Councilwoman KaShamba Miller-Anderson said at a special meeting last week that Evans told her during contract negotiations that he did not want to return to the city with a split vote on his return.
If he accepts, he would assume the position in July.
Breaking: @Rivierabch has voted 3-2 to send a contract to Jonathan Evans to return to as city manager, a job he was fired for in 2017.— Andrew Lofholm (@AndrewLofholm) May 2, 2019
Council negotiated with Evans a $200k annual salary, 1-year guaranteed on a 3-year deal.
It will now go to Evans to accept, reject or counter.
Councilwoman KaShamba Miller-Anderson said previously that Evans told her he doesn't want to return to a split council approving of his return.— Andrew Lofholm (@AndrewLofholm) May 2, 2019
Councilmen Lawson & McCoy remained the 2 who did NOT approve.
Vote was unanimous 3 weeks ago to allow him to return.
Evans, who was fired two years ago for unspecified reasons, has been in negotiations with council members to get his job back.
Riviera Beach hasn't had a permanent city manager since Evans’ firing.
The new contract would pay Evans an annual salary of $200,000, which is about $20,000 more than when he was previously city manager. Evans had originally asked for $240,000, Miller-Anderson said. It was later negotiated down to $220,000 and then to $200,000.

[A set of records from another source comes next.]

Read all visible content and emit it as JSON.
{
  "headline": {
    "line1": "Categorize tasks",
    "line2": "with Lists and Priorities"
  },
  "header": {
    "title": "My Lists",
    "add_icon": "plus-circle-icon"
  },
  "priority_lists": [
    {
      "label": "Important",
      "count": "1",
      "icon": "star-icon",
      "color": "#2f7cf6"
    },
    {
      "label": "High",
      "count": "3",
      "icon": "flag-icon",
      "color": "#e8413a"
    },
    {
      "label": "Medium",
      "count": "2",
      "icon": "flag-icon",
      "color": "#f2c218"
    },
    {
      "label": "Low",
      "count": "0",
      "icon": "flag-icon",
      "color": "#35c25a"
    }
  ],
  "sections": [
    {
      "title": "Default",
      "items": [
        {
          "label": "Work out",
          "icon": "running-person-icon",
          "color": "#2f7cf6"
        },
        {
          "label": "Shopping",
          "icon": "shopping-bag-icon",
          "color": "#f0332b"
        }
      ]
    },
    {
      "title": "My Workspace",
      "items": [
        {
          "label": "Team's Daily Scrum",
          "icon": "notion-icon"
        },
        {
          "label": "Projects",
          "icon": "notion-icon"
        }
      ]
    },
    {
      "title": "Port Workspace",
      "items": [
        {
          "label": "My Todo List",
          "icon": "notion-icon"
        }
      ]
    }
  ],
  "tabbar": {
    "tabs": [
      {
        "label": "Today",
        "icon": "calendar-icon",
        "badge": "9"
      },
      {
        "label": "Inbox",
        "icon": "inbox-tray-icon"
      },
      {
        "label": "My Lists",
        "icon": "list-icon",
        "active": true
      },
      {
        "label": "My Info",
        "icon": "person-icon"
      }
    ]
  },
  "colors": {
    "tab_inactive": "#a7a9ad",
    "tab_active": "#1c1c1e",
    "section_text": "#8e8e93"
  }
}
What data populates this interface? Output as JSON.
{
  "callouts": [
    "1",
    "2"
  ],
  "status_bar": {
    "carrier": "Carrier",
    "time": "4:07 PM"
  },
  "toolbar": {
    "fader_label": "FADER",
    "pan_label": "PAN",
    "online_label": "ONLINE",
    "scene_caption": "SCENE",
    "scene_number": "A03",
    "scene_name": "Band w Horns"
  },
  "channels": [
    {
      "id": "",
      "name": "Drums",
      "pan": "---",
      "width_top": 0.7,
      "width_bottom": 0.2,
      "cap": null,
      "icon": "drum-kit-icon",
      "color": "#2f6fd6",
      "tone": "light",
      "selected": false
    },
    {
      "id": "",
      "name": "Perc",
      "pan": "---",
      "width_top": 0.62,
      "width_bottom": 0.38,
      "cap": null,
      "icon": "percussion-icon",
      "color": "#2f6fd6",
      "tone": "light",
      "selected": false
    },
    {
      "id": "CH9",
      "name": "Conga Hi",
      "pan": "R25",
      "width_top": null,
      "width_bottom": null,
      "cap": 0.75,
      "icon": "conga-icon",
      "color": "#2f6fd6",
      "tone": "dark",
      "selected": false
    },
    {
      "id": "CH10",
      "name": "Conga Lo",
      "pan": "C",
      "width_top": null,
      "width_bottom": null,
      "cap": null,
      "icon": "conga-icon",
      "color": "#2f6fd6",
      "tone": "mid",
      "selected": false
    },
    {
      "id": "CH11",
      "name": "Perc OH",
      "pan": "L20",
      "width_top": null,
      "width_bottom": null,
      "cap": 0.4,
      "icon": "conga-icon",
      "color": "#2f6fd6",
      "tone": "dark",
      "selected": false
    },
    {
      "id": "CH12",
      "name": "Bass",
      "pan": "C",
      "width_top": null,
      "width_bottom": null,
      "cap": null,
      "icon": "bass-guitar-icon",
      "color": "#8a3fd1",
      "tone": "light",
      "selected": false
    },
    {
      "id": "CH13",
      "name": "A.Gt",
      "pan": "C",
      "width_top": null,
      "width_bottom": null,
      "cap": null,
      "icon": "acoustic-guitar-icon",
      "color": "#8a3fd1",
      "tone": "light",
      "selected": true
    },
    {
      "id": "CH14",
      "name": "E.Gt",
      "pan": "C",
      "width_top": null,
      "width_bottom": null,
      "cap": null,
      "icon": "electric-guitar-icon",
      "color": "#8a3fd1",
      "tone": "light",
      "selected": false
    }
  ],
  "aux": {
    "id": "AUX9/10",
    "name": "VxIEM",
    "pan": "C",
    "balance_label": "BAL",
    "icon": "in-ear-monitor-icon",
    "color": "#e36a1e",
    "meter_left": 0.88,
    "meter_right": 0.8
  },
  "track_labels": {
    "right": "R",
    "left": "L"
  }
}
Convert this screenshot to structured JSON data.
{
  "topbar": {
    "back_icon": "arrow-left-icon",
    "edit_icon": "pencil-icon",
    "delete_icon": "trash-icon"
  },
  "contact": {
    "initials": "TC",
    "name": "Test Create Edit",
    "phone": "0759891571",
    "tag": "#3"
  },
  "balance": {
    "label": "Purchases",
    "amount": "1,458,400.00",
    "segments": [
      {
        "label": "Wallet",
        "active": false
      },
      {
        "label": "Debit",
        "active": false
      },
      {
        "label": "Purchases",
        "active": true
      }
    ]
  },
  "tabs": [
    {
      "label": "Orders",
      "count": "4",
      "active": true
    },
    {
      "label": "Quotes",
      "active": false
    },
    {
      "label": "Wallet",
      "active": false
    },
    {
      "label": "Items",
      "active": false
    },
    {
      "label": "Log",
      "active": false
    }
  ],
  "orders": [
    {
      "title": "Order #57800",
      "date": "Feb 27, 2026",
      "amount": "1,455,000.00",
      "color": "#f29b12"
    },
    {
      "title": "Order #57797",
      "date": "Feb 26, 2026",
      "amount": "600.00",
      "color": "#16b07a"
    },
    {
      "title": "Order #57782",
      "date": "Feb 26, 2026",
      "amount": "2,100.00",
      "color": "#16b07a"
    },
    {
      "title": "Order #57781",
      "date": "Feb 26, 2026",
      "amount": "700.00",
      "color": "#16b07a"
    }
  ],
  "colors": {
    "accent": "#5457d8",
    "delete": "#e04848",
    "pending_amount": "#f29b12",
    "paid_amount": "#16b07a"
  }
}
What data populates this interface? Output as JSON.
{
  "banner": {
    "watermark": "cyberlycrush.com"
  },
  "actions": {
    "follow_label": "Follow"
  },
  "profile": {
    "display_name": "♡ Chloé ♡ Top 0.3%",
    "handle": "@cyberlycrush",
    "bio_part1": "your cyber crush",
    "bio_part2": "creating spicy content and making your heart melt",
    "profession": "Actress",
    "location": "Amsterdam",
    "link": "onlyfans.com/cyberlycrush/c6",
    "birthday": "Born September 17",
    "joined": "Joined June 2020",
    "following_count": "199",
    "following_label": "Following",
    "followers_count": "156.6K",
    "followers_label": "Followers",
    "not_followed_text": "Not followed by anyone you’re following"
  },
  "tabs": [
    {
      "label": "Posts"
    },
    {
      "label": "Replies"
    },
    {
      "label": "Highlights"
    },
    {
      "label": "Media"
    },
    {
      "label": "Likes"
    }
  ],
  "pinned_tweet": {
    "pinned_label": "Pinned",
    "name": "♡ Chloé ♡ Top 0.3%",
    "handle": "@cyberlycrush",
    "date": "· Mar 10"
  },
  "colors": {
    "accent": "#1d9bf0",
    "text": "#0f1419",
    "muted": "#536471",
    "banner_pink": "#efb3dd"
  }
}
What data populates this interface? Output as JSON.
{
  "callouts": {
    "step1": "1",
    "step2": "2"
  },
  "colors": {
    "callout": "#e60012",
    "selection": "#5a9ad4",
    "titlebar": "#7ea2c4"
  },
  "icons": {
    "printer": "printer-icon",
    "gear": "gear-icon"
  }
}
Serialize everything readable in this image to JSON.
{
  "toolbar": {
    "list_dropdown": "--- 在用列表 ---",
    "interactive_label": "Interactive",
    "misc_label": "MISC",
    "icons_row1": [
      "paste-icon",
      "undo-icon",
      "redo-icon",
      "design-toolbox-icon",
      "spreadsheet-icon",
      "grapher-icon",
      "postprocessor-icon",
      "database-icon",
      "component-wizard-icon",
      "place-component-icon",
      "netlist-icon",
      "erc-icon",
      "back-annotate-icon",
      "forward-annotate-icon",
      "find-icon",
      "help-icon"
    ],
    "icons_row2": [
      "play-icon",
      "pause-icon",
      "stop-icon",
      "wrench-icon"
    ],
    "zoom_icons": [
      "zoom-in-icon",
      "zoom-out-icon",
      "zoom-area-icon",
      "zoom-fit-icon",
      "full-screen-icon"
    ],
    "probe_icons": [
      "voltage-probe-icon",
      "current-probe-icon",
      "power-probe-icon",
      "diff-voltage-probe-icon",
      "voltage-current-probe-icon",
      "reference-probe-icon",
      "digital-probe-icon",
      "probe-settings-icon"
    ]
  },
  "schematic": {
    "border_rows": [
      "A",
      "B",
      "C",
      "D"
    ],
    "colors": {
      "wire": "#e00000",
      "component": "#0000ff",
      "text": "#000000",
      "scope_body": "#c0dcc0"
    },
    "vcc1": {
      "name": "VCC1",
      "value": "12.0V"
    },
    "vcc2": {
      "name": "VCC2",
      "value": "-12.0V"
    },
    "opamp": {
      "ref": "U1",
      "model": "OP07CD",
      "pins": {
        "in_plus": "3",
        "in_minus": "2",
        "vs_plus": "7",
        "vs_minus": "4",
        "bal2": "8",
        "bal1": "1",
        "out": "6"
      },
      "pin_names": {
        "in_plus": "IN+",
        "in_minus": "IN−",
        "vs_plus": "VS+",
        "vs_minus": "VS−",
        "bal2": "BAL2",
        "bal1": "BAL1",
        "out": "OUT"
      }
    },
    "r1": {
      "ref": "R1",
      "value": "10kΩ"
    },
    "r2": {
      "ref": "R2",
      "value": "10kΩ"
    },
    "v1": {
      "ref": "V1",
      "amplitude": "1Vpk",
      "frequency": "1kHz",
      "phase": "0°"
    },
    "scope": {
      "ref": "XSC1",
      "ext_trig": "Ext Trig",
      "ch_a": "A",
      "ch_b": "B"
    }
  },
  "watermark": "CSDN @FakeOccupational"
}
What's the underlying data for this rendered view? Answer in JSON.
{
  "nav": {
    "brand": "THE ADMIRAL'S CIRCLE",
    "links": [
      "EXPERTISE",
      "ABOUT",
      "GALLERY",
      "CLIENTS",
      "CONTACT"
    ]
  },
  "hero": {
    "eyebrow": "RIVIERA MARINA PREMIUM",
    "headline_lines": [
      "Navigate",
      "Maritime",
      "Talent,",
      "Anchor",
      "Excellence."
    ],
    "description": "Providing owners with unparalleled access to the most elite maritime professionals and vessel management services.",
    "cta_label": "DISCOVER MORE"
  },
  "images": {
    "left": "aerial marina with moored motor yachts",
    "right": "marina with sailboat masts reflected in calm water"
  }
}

Other details of the proposed three-year contract include:
- 25 vacation days
- 12 sick days
- $500 monthly car allowance
- $75 monthly cellphone stipend
- Fired without cause: Unused vacation paid out, and 20 weeks pay
- Fired without cause: Owed for what he’s worked, allowed a "public hearing" (this was changed from the contract draft in April that said "Name Clearing Hearing")
- $10,000 relocation allowance